The two Sherpa girls also talked in the kitchen late into the night.
I was out early to take pictures of the mountain before clouds arrived.
We had base camp to ourselves the first night we stayed there.
It was amusing to think there could be 1000+ tourists over at Everest Base Camp and we had this place all to ourselves.
It was also amazing just how close our teahouse was to the mountain - it was literally at the end of the moraine pile.
It was super cold before the sun could make it over the surrounding hills.
Camelbaks full of water froze inside the teahouse during the night.
Longman got out of bed and was looking to borrow a pair of flip flops.
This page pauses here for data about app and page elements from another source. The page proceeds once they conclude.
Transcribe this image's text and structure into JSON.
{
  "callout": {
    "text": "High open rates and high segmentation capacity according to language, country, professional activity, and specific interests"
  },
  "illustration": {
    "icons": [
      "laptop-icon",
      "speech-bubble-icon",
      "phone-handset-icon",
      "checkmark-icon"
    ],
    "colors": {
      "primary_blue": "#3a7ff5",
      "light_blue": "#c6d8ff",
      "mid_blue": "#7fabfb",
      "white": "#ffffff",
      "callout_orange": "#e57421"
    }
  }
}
His hiking boots had fallen apart on the previous day - they weren't looking too good since the start of the trek.
He hiked the entire return journey to Khandbari in these flip flops.
It was the most tasty fried rice we got at any teahouse.
As the sun hit the teahouse it was very pleasant - even though it only lasted a few hours.
The locals looked amazed when Mark let his hair down.
I had been placing damp socks inside my sleeping back each night to dry. The bag was absorbing the smell of ripe hiking socks.
We also charged camera batteries using a GoalZero panel I brought. The solar charger worked really well at this altitude.
After breakfast we went for a stroll up the valley along the side of Makalu.
This valley heads towards the Barun glacier.
This is the advanced base camp area - our guide told us it is also known as Hillary Base Camp.
As you carry on up the valley towards the Barun Glacier the terrain gets rougher.
The trail all but disappears and you scramble over ankle breaking rocks.
The route to Sherpani Col is up this valley and then you veer to the left.
This is a pano shot of Makalu from an area close to advanced base camp.
When we got back to base camp we found that Longman had spend the entire day in bed.
He got up around dinner but transplanted himself into the bed / sleeping bag of the Sherpa lady running the hut.
It wasn't clear whether it was the cold or the altitude that was bothering him. He certainly didn't have the correct clothing for the environment.
A group of English trekkers arrived in the late evening and went straight to their tents.
We saw the wisdom in their ways and were in our sleeping bags early too..